"A user could feasibly download the app at breakfast and be fed overtly white supremacist and neo-Nazi content before lunch," wrote Little and Richards.
TikTok took to their website in 2020 to give some information on how it recommends videos but revealed very little about the company's algorithm. It did say that recommendations are based on user interactions, video information like caption, sounds and hashtags, as well as device and account settings.
The Register asked ByteDance to comment. A statement TikTok has given to several media outlets states:
We care deeply about building an experience that helps to protect and support the wellbeing of our community, and appreciate that the state attorneys general are focusing on the safety of younger users.
We look forward to providing information on the many safety and privacy protections we have for teens.
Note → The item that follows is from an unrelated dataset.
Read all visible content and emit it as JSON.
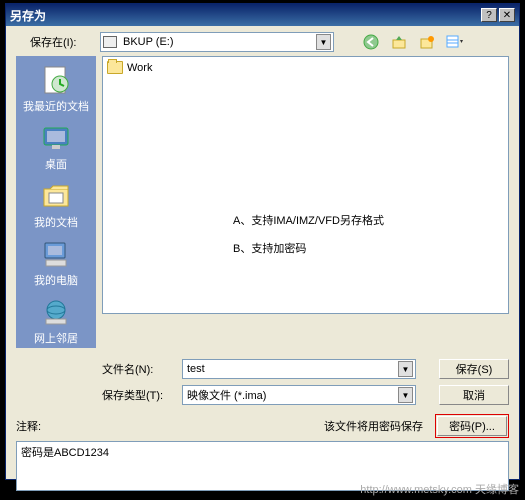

A report from app analytics platform data.ai last November predicted TikTok would surpass 1.5 billion active users in 2022. ByteDance total revenue grew 70 per cent year-on-year to around $58bn in 2021. ®